Wednesday night’s debate between Republican incumbent Sen. Scott Brown and Democratic challenger Elizabeth Warren focused more on issues than on personal attacks. But they often asserted things that left debate-watchers scratching their heads and wondering, was that true?
Affordable Care Act
One of the hard-fought issues in the debate was the Affordable Care Act, also known as ObamaCare, and how it affects Medicare. Brown said the bill raises taxes:
The federal bill — which my opponent supports and I don’t — actually raises taxes, 18 new taxes that are about to kick in and some of them are about to now. It also cuts — and I hope the seniors are listening — three-quarters of a trillion dollars from our seniors' Medicare and that’s something I can’t support.

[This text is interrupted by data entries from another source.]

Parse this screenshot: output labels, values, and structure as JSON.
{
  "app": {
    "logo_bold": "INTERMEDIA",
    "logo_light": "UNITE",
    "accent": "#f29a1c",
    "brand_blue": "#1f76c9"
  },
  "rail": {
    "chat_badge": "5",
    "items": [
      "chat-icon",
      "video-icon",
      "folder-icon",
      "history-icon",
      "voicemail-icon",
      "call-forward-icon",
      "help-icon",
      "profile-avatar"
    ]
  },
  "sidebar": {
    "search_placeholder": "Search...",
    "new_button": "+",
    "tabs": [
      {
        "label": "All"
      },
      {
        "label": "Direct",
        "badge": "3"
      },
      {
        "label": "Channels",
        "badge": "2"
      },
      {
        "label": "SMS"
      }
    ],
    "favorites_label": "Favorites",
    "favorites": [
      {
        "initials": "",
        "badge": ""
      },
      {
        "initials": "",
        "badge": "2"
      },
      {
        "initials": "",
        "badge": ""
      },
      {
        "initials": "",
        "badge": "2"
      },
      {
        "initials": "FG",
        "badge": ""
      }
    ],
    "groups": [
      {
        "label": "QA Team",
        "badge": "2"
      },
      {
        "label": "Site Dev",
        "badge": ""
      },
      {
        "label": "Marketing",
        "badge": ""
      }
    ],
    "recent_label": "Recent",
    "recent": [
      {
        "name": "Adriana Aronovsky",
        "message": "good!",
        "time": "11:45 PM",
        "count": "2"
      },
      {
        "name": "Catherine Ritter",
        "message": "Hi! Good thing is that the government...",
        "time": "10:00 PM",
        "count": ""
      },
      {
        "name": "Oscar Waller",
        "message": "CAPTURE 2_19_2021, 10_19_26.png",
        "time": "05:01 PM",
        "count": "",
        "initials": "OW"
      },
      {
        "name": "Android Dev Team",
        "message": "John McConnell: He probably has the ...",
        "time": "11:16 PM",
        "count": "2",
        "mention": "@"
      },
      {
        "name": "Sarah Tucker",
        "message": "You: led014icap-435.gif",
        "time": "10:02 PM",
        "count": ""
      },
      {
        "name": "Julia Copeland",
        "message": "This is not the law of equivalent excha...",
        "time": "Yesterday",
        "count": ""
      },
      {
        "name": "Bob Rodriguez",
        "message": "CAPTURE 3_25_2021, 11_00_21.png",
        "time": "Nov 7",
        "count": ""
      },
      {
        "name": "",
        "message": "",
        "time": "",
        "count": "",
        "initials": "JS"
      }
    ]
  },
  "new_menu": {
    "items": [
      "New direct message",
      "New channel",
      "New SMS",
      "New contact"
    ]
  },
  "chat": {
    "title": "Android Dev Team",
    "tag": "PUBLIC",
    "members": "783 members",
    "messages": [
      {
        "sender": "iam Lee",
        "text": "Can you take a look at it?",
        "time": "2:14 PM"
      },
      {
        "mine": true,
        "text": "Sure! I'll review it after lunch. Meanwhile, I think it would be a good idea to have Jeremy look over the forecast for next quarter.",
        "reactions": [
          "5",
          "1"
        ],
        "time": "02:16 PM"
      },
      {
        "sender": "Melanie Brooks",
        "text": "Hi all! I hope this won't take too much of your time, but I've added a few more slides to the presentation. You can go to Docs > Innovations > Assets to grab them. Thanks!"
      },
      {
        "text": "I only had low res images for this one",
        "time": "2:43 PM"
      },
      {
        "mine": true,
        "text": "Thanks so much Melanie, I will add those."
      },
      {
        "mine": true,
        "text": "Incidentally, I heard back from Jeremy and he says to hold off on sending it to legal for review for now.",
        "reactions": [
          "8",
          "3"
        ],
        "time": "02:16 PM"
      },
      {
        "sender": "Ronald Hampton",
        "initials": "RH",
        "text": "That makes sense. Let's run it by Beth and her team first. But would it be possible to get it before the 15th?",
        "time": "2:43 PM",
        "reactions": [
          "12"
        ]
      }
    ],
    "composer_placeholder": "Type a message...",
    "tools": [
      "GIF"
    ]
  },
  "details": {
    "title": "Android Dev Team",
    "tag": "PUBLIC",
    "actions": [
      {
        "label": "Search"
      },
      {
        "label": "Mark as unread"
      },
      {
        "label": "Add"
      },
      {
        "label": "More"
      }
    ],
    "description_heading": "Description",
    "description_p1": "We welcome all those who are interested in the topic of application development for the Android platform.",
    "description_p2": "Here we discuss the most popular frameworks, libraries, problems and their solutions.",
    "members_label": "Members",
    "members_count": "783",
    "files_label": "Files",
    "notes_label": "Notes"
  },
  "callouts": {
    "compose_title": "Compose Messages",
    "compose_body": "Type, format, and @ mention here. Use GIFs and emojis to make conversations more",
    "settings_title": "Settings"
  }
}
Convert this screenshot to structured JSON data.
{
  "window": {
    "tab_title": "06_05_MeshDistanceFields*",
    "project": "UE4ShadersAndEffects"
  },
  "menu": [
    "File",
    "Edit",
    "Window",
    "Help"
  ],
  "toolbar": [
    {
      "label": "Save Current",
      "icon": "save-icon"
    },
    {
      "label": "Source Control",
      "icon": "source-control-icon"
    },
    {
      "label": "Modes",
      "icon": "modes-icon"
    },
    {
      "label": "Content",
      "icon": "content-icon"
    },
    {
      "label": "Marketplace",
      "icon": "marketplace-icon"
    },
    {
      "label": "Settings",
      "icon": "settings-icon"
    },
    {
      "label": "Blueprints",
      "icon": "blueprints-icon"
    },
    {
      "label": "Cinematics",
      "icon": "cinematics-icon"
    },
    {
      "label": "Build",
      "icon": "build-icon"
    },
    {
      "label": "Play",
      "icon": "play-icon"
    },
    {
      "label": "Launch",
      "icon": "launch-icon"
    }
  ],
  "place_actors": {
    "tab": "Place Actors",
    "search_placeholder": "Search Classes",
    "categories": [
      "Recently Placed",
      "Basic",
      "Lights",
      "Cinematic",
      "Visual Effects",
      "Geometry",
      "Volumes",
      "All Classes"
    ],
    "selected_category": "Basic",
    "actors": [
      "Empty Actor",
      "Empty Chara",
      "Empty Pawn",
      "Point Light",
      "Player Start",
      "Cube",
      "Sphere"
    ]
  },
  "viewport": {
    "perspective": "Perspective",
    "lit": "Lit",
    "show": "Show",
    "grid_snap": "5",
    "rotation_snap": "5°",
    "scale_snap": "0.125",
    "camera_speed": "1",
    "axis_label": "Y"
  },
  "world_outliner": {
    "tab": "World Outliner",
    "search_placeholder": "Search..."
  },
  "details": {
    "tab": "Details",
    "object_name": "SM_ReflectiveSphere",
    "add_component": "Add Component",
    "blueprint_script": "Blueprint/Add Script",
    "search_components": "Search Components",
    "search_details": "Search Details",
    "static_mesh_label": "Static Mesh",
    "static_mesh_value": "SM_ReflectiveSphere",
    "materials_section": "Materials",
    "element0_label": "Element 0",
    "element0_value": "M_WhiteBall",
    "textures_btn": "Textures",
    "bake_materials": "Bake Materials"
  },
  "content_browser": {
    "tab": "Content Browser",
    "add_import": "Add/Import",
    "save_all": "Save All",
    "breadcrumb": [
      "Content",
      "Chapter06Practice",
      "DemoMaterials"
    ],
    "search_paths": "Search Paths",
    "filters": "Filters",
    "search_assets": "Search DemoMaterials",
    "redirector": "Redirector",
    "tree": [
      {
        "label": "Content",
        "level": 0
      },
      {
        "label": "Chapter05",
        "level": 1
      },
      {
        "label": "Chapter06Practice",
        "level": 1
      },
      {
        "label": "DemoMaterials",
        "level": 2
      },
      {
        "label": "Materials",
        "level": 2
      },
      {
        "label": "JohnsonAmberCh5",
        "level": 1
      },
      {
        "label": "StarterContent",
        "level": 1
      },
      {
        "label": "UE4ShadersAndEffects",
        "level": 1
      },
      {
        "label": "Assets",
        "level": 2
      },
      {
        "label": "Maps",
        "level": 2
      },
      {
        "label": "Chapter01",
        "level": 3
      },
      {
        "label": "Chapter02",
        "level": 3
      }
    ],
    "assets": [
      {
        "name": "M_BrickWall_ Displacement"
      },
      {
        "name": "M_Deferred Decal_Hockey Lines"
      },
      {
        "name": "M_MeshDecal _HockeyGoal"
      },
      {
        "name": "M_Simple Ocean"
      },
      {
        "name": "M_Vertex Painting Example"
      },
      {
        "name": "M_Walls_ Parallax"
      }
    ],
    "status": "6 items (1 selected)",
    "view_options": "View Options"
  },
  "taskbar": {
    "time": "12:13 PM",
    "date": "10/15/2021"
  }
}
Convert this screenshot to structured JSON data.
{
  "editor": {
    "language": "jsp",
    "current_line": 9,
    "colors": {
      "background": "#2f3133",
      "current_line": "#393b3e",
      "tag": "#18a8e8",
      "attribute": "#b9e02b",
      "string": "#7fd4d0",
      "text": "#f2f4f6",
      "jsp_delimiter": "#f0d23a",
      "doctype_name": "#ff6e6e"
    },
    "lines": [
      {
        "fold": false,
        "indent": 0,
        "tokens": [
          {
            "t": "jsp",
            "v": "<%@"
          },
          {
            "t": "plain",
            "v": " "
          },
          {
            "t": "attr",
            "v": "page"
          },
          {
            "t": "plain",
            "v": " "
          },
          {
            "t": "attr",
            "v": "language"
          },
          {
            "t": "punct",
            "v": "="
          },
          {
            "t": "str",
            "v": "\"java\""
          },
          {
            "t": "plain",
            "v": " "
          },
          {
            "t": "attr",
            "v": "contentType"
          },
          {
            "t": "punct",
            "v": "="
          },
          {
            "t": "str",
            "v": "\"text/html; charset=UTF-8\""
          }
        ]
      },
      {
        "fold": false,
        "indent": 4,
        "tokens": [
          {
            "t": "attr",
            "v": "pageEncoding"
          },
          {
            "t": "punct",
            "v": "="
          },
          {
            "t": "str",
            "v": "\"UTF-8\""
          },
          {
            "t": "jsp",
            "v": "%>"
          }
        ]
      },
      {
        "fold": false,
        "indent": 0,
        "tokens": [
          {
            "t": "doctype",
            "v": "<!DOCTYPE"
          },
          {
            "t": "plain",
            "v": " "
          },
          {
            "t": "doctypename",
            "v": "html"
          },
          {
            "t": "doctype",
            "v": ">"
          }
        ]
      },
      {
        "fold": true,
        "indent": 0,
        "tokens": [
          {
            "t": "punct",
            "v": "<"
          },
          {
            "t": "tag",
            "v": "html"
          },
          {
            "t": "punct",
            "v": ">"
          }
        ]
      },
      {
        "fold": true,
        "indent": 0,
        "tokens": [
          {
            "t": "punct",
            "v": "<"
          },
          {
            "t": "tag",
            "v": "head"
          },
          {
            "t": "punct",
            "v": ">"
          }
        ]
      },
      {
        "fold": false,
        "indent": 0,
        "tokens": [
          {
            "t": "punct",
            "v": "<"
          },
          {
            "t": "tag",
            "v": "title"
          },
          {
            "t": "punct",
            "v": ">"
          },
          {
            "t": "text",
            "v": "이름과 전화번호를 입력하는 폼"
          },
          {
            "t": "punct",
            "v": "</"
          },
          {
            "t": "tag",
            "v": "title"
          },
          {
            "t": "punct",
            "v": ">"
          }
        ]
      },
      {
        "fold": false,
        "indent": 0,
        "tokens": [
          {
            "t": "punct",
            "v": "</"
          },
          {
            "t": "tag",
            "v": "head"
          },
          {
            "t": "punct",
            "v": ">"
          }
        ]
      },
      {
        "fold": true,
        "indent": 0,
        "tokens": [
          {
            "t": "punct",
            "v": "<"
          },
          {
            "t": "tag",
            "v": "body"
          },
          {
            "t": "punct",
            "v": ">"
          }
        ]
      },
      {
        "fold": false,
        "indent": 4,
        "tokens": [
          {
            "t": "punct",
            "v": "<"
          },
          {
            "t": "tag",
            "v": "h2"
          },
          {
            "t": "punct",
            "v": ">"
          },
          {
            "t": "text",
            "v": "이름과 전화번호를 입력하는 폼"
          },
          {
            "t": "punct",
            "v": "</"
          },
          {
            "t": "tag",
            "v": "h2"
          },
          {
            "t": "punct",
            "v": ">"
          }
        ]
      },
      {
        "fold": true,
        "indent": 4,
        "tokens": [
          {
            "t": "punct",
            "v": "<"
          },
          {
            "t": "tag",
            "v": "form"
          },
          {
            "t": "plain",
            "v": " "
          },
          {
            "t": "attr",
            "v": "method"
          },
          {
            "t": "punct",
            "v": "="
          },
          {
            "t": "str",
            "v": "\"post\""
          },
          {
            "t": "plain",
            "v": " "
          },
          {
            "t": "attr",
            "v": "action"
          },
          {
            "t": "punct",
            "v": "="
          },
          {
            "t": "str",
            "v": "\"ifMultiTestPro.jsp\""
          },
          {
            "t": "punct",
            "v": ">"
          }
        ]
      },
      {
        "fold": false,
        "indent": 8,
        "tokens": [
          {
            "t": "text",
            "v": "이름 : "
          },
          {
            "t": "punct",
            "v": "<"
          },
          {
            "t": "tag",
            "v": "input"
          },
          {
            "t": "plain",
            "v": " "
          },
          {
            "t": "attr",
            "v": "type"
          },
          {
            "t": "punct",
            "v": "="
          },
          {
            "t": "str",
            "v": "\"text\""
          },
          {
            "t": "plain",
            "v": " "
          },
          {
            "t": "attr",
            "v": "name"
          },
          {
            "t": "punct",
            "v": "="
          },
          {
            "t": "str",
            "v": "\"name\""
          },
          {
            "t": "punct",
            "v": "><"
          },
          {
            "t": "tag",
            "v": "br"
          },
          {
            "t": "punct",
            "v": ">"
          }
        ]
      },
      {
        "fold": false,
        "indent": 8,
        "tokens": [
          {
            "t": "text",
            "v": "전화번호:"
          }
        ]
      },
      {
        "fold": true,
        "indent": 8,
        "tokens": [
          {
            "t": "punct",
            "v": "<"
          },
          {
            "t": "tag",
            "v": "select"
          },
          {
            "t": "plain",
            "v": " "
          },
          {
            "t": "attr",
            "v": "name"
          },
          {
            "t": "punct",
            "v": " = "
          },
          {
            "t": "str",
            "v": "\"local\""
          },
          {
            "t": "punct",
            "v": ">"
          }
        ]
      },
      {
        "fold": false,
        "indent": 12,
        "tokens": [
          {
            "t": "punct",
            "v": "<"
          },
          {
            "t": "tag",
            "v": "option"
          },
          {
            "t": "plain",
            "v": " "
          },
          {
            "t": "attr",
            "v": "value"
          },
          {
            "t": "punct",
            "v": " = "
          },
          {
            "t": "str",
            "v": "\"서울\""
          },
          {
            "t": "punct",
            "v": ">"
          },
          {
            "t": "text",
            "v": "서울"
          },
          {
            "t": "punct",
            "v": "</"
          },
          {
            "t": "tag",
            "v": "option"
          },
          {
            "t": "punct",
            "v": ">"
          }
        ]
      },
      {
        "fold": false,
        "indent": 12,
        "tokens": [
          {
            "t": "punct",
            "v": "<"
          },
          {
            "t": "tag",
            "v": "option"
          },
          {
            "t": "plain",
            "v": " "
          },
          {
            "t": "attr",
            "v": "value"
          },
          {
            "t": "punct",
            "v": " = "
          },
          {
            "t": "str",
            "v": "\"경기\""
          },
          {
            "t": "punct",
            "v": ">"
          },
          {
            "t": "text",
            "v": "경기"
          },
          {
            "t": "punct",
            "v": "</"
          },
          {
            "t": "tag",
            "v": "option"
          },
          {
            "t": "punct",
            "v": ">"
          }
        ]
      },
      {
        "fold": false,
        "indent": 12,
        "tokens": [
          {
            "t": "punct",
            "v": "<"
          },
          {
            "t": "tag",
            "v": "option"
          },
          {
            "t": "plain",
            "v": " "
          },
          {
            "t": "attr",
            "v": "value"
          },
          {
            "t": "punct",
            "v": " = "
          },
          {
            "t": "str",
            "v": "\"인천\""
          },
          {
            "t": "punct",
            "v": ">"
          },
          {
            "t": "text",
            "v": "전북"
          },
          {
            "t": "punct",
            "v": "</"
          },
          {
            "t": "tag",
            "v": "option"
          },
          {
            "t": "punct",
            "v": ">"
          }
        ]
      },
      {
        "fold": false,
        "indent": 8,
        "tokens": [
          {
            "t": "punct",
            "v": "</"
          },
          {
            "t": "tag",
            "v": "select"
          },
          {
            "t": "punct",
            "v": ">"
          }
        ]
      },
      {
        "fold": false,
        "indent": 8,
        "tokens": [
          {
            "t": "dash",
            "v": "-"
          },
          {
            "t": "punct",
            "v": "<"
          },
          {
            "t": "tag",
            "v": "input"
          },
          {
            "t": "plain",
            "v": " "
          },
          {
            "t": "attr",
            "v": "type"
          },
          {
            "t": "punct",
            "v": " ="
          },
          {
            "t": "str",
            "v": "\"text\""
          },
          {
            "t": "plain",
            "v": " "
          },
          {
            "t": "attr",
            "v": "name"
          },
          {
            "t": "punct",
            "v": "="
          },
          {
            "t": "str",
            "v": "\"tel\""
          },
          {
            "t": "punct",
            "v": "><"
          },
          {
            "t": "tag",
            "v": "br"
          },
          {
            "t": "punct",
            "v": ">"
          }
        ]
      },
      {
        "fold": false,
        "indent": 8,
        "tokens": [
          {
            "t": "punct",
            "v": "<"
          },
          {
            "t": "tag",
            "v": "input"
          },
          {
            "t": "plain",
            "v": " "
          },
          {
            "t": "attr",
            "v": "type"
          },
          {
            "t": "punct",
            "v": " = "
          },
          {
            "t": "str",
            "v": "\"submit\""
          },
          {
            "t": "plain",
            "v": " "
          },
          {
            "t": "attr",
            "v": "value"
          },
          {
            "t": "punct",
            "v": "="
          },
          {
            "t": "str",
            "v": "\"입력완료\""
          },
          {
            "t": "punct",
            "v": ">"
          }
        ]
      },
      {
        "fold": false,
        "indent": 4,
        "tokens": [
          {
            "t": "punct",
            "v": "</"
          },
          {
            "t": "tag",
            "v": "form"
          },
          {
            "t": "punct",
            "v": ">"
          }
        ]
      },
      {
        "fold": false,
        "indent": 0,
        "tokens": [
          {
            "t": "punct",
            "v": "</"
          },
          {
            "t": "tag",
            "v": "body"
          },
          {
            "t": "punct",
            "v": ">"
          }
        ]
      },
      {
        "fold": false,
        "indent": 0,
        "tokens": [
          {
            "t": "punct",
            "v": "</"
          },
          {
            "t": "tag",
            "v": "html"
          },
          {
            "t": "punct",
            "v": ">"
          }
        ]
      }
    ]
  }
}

He raises the same old argument that there will be more than $700 billion taken out of Medicare. That’s the same playbook that Mitt Romney used a week ago tonight. It was wrong then, and it’s wrong tonight.
First, Brown’s assertion about taxes is true, said Stuart Altman, a professor of national health policy at Brandeis University.
"Yeah, there’s a bunch of new taxes," he said. "Now, they go to support the funding for the Affordable Care Act, but they also indirectly help the Medicare program by pushing back the date when the [Medicare] Trust Fund goes bankrupt."
Altman added the taxes mostly fall on high-income people or corporations. But Brown's assertion, that $700 billion will be cut from Medicare and seniors should be worried, is not true, Altman says.
"You can make the case that there was a little truth to the argument that Medicare recipients would receive some reduction, but in general it is a big white lie," Altman said.
Altman said the savings come primarily from hospitals and pharmaceutical companies.
"They agreed to take smaller increases in Medicare payments in return for more money from the uninsured," he said, referring to Americans who will gain insurance because of the law.
Student Loan Interest Rates
The debate focused mainly on issues and, because Brown has been in the Senate for two-and-a-half years, he has a voting record that Warren often attacked. Here she is on student loan debt:
Twice last year Sen. Brown voted to let student interest rates double. Why? Because it would have forced to pay for it closing a loophole used by millionaires; in fact it's called the Newt Gingrich loophole.
This is true that Brown voted against two versions of a bill to keep student interest rates low. His explanation is he wanted the bill to be paid for using cost savings, not taxes:
There she goes again with regard to talking about student interest rates. I voted against it because I didn’t want to see our small business owners pay $6 billion for low interest rates.
Brown did support the compromise to keep rates low for students by changing how pension plans calculate interest.
On women’s issues, Warren came out with this strong attack:
He’s had exactly one chance for "equal pay for equal work" and he voted no. He had exactly one chance to vote for insurance coverage for birth control and other preventive services for women. He voted no. And he had one chance to vote for a pro-choice woman from Massachusetts to the U.S. Supreme Court, and he voted no.
These statements are all true. But Brown says he does support equal pay, just not the proposed bill. And Brown repeated this several times:
We’re both pro-choice, we both support Roe v. Wade.
Brown’s voting record on choice issues is mixed. It’s true, as he said Wednesday, that he fought cuts to Planned Parenthood when the U.S. House tried to strip funding. But in another bill he voted to cut funding entirely to Planned Parenthood. The political arm of Planned Parenthood has endorsed Warren.
Massachusetts Citizens for Life President Anne Fox said Brown has a pro-life record, according to the National Right to Life organization, which scores legislators on bills that are important to them.
"His first year he had 100 percent, and this year he had 80 percent," Fox said. "He does vote pro-life."
One of Brown’s most cutting lines is shaky on the truth meter. When Warren said she fought for a new consumer protection agency, Brown came back with this zinger:
I commend you for your work on that. I voted for it. It never would have passed if I was not the deciding vote on financial reform.
That’s a bit of an exaggeration. The Consumer Protection bill, which was part of the Dodd-Frank Wall Street Reform Bill, was voted on twice in the Senate. The final bill passed 60-39. Brown was not the deciding vote, but was one of three Republicans who voted in favor of it. But his support was cited by Democrats as important.
- Monica Brady-Myerov, WBUR reporter
This segment aired on October 11, 2012.